▶ _TASK TO CARRY OUT_
In the records that follow, find each line with "JSON" and pull it out.

┄┄┄┄┄┄

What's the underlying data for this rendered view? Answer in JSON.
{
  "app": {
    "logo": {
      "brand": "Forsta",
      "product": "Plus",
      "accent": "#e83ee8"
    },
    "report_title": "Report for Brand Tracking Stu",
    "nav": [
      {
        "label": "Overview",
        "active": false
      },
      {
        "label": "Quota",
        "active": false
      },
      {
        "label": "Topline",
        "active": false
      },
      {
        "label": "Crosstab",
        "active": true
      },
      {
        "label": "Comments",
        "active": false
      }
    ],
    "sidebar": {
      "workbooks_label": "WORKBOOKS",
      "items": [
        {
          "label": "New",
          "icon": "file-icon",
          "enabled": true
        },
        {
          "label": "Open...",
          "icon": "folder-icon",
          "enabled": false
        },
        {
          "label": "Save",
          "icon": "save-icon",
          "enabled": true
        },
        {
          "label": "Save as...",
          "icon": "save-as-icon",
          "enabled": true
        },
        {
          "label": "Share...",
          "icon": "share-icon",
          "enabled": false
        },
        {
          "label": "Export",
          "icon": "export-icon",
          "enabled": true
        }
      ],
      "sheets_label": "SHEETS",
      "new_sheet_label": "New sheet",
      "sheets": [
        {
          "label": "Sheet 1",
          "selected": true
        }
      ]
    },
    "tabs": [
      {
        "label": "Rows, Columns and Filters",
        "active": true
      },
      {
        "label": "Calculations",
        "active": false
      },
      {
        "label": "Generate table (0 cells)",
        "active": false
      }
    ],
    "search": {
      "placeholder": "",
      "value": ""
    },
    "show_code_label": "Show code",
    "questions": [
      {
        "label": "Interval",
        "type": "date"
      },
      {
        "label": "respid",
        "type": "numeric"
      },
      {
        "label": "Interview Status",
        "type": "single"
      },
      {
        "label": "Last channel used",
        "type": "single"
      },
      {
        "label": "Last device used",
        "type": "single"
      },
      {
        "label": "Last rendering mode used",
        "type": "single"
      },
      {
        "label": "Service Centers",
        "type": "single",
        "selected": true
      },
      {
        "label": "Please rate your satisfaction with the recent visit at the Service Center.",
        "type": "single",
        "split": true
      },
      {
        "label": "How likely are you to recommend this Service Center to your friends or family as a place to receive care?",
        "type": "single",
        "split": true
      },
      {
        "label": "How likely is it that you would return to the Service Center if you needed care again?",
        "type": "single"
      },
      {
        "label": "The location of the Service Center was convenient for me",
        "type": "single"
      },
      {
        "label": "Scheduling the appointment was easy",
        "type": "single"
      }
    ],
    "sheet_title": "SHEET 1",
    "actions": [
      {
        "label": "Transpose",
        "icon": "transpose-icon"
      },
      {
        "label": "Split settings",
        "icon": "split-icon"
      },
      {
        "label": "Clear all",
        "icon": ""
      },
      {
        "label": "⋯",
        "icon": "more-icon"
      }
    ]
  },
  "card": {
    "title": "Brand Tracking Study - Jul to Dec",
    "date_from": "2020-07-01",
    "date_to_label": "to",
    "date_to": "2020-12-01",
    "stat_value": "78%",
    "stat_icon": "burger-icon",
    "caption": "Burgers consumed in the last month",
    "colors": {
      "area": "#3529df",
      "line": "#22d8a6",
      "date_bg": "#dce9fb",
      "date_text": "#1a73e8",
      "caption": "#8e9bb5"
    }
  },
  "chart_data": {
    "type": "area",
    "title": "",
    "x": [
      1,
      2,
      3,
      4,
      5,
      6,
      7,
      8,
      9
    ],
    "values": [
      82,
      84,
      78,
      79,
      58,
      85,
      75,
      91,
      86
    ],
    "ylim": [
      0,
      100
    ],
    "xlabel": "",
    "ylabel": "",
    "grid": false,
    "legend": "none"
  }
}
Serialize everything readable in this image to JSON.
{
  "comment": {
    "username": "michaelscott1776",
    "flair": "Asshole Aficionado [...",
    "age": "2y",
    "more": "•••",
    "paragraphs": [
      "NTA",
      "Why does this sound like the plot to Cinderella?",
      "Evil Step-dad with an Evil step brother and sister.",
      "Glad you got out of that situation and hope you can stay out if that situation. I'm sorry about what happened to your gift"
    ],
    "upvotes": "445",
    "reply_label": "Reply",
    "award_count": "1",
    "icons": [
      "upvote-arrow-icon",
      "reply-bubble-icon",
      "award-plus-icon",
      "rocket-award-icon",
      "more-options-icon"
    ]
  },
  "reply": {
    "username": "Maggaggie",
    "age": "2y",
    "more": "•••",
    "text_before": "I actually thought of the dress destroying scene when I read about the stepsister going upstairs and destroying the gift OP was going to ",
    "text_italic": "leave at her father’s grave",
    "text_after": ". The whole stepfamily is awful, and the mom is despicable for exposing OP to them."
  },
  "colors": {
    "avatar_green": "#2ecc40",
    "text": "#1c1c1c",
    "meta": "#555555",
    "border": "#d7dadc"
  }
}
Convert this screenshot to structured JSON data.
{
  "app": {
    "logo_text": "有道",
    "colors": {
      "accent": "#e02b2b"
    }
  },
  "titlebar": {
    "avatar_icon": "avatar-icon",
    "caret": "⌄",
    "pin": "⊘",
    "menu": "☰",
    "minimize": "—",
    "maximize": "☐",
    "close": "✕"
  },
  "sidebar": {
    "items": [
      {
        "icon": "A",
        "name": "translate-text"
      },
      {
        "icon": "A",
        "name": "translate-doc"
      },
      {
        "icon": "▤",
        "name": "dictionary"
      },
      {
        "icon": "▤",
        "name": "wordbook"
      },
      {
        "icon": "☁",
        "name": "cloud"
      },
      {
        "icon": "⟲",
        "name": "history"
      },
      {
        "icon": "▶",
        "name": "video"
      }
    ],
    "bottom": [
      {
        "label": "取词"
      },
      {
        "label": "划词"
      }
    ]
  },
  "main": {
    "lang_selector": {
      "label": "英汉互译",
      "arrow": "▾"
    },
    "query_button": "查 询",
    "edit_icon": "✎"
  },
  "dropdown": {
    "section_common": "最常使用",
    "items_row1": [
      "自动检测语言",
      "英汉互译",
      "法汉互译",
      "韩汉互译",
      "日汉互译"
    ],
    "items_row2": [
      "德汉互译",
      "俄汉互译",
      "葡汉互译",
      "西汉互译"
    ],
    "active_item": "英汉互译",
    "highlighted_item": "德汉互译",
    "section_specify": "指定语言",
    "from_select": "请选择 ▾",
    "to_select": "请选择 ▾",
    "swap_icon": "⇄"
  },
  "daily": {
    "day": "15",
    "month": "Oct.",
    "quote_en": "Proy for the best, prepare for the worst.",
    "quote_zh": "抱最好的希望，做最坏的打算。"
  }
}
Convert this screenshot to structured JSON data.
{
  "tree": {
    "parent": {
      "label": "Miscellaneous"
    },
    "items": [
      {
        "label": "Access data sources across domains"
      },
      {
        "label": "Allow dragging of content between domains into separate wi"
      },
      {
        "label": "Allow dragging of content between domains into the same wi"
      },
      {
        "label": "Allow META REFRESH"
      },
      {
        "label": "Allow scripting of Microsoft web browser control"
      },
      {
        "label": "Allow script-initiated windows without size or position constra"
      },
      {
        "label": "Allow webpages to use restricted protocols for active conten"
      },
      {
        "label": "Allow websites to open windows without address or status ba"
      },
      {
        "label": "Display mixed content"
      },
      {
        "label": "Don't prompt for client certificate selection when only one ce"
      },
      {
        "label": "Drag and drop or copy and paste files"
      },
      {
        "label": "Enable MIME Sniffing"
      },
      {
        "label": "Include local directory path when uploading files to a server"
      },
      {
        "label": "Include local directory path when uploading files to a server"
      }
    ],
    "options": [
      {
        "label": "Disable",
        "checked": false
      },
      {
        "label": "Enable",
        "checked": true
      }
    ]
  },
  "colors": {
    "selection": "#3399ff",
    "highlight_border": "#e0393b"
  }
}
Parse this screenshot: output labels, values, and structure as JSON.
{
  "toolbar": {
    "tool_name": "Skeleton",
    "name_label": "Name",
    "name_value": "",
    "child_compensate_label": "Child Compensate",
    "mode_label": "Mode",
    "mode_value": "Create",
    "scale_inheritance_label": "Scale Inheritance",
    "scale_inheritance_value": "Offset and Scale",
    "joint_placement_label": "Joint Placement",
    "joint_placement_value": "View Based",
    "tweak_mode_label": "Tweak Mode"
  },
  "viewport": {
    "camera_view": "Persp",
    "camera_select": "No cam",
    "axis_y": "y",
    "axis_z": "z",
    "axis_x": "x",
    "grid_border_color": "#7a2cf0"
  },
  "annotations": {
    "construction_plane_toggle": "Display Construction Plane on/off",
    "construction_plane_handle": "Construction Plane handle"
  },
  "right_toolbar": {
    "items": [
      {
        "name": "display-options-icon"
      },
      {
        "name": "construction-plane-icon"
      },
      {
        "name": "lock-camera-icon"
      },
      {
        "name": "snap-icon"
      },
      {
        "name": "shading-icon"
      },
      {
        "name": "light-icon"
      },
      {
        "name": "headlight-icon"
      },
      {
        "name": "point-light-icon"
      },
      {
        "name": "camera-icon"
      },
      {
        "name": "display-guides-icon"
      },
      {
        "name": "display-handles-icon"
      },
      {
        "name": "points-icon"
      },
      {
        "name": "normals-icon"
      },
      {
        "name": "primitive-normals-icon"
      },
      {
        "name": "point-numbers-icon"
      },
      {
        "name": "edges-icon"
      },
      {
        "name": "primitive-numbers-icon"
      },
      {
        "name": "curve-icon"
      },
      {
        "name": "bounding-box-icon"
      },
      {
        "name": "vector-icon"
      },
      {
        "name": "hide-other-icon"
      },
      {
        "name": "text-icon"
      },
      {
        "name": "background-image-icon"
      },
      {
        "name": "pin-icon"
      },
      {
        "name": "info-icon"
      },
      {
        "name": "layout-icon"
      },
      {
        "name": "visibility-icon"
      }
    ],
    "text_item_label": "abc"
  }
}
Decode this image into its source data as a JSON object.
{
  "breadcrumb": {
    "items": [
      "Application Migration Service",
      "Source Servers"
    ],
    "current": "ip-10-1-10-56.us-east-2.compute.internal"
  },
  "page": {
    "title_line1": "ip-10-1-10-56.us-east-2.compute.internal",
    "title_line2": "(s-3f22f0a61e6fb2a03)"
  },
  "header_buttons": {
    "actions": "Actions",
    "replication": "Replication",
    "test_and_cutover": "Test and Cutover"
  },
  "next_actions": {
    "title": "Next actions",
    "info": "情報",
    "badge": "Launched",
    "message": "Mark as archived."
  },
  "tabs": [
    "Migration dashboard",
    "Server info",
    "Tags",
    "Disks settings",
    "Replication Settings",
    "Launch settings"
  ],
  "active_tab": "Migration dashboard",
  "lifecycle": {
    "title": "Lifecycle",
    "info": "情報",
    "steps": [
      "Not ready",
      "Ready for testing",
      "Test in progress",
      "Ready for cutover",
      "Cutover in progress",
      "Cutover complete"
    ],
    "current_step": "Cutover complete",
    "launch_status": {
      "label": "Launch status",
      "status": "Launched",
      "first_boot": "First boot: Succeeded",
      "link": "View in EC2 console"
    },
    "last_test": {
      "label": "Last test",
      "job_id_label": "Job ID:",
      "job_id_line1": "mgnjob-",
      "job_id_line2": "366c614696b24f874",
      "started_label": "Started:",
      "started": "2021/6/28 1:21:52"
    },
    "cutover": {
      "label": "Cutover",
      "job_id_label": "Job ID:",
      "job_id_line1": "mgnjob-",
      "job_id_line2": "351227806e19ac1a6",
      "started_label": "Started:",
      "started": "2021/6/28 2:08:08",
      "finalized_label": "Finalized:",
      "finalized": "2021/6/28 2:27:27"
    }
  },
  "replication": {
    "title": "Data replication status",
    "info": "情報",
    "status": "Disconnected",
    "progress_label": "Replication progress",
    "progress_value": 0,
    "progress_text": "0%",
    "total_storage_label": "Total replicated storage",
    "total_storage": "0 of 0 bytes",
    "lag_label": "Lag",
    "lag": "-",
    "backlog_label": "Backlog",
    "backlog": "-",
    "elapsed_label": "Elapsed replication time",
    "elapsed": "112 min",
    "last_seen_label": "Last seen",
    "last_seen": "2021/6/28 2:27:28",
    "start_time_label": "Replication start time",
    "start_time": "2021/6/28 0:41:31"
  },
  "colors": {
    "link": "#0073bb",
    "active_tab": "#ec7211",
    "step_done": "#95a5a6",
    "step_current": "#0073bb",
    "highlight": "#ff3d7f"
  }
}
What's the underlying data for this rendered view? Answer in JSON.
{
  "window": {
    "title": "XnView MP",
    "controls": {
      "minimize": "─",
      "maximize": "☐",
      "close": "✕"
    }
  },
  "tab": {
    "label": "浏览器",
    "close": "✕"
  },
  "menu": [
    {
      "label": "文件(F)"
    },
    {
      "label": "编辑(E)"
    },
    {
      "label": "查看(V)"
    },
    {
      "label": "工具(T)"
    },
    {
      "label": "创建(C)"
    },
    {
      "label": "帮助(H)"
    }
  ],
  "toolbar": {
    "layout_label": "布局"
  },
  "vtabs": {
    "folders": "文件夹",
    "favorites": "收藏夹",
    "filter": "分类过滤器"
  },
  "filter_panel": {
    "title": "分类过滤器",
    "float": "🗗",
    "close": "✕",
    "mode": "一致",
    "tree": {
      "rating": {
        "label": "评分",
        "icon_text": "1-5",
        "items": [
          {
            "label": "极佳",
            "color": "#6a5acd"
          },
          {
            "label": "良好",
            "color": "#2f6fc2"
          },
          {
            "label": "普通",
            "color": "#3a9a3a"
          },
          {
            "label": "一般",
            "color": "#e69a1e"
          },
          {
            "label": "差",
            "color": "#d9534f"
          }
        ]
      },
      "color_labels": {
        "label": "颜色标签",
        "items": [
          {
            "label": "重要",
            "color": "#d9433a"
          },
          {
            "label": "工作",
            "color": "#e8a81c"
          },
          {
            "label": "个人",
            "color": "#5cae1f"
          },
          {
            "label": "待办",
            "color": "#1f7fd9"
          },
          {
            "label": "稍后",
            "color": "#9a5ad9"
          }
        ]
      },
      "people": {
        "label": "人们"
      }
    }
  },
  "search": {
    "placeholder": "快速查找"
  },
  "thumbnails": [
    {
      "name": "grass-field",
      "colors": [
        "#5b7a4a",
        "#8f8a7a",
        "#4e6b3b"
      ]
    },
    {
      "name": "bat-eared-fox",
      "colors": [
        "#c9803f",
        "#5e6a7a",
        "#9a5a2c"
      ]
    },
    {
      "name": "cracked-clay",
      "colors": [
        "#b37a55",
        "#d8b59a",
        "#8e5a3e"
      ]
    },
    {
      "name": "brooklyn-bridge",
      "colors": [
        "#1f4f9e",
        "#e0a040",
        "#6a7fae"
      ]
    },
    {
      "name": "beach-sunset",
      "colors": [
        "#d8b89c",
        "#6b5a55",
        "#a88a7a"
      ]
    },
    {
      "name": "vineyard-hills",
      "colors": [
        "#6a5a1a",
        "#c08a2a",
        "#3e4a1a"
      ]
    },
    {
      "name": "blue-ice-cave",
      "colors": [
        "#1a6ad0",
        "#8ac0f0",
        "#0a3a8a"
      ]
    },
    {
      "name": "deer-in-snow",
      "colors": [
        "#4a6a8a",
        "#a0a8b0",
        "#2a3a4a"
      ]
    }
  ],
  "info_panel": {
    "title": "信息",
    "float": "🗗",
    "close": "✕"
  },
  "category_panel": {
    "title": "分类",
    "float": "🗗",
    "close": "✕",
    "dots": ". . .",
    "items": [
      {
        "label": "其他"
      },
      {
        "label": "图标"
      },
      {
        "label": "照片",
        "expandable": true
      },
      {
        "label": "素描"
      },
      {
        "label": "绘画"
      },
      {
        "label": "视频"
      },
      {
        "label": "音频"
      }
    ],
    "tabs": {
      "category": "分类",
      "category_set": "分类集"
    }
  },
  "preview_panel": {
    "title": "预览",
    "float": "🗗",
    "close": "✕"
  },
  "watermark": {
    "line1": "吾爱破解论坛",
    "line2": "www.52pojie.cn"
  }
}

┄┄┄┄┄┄

▶ _YOUR SOLUTION_
What's the underlying data for this rendered view? Answer in JSON.
Serialize everything readable in this image to JSON.
Convert this screenshot to structured JSON data.
Convert this screenshot to structured JSON data.
Parse this screenshot: output labels, values, and structure as JSON.
Decode this image into its source data as a JSON object.
What's the underlying data for this rendered view? Answer in JSON.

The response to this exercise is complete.